▸ Task directions
Retrieve each line that contains the word "true" from the entries below.

▸ Available records

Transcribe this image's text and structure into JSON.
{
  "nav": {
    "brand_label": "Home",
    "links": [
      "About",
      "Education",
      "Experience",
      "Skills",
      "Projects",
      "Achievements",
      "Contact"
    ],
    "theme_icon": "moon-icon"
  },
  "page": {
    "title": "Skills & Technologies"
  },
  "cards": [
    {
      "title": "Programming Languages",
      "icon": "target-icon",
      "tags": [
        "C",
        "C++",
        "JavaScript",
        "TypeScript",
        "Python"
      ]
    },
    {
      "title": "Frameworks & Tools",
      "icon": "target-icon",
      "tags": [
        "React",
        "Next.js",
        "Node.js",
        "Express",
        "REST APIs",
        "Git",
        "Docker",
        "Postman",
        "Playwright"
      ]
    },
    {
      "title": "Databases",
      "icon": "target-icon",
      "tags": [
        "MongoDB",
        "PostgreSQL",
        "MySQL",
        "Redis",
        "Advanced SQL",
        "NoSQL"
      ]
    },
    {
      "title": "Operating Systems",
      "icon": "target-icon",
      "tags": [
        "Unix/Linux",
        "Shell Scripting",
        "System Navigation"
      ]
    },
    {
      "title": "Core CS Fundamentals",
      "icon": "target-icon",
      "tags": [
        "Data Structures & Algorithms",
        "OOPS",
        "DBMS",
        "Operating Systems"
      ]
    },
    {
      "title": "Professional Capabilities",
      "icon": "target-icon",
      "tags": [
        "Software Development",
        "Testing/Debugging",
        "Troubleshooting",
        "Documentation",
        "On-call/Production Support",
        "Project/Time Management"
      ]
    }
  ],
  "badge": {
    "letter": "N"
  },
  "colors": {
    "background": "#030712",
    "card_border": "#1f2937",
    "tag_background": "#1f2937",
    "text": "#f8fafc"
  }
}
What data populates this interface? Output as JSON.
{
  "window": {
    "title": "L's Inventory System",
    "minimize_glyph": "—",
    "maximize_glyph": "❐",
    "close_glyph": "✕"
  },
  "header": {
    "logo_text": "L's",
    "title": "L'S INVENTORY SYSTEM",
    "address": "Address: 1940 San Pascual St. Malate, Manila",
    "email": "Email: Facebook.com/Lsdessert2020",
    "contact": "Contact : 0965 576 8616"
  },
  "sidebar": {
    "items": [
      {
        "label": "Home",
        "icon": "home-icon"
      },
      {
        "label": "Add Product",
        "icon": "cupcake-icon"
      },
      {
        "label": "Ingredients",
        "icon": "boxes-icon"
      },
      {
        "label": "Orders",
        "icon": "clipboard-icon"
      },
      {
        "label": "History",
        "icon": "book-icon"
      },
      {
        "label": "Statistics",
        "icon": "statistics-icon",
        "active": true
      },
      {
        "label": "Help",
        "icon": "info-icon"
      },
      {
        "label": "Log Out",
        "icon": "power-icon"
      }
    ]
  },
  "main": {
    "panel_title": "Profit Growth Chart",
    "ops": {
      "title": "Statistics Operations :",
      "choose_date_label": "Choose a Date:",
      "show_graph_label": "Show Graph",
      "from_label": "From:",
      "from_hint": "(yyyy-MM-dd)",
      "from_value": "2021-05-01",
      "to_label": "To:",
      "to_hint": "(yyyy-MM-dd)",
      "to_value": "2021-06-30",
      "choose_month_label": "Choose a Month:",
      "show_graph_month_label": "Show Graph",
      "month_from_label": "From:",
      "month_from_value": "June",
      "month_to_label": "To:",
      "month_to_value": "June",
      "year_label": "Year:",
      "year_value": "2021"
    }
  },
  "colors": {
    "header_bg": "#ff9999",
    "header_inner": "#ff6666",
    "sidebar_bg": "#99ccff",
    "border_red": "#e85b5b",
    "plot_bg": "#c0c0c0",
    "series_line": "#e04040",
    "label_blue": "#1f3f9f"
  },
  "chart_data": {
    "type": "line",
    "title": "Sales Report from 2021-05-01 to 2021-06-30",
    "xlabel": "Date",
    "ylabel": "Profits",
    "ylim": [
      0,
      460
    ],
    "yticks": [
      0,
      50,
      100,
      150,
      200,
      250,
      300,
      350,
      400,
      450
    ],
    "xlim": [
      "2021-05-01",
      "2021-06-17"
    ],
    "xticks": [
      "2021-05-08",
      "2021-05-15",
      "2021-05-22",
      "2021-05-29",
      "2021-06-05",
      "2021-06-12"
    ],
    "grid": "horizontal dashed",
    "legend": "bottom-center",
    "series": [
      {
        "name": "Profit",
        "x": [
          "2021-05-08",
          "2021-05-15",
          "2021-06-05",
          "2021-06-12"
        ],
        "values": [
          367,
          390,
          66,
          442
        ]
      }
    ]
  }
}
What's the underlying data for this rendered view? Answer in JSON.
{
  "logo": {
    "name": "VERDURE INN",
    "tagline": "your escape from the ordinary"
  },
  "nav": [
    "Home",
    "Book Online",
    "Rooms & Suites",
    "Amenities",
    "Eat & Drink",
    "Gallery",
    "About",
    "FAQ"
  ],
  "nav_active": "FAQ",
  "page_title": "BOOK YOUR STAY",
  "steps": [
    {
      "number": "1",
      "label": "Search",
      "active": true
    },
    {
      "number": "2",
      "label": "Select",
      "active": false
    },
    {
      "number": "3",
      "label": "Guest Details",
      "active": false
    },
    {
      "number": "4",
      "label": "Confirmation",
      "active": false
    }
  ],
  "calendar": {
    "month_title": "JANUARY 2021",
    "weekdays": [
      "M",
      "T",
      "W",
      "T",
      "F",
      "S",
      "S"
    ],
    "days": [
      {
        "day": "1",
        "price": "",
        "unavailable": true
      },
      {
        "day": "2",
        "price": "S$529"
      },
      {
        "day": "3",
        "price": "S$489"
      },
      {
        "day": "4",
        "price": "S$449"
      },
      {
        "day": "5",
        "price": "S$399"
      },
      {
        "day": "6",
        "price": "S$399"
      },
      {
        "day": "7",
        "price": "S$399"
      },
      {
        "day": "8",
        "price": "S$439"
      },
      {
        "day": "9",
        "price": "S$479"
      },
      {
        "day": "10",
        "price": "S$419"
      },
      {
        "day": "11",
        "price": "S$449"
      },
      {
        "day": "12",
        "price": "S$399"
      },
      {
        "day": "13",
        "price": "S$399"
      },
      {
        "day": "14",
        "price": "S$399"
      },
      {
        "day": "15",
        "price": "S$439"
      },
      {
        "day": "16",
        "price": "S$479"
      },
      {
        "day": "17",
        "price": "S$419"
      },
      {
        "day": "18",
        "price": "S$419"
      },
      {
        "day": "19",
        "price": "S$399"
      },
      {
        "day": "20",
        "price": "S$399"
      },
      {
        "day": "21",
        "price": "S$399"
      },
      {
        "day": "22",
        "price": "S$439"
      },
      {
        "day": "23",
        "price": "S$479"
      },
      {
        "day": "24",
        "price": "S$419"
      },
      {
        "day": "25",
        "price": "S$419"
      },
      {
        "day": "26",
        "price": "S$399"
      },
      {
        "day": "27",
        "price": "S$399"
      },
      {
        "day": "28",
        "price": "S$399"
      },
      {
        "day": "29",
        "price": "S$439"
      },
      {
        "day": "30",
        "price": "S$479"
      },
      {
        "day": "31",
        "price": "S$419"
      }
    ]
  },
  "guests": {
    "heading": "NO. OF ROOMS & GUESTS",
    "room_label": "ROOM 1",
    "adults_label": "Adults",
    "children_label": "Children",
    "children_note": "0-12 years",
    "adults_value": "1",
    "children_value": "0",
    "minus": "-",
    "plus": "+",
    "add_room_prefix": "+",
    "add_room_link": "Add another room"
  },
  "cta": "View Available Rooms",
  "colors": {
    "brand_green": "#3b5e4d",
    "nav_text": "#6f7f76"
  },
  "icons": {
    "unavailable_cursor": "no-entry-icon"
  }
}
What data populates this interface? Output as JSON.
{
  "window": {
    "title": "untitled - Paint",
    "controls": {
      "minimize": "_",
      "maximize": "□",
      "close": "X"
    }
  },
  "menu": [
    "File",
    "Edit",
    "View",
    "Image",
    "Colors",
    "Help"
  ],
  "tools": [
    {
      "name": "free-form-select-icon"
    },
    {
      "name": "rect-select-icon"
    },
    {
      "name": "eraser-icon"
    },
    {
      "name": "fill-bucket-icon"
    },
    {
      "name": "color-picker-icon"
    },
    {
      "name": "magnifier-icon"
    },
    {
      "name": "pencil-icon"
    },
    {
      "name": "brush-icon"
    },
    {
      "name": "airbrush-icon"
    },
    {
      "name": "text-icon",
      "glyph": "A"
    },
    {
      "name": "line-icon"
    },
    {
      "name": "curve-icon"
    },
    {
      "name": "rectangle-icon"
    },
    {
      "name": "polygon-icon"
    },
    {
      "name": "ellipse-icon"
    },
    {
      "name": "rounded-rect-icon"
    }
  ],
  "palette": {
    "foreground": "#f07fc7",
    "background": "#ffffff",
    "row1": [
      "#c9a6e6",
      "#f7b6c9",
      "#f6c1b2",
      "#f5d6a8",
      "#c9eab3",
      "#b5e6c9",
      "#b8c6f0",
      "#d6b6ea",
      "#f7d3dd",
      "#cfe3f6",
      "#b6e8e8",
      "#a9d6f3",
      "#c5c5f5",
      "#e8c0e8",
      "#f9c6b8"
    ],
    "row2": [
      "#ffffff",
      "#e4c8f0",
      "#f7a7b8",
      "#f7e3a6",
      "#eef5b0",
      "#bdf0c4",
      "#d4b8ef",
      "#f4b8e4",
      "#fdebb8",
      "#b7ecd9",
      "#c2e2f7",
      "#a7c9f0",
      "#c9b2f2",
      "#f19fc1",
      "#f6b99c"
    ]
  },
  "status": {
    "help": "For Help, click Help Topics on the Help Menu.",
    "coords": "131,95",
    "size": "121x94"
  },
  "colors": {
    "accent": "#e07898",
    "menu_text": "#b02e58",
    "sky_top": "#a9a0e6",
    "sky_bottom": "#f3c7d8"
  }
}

▸ Problem solution
        "active": true
      "active": true
        "unavailable": true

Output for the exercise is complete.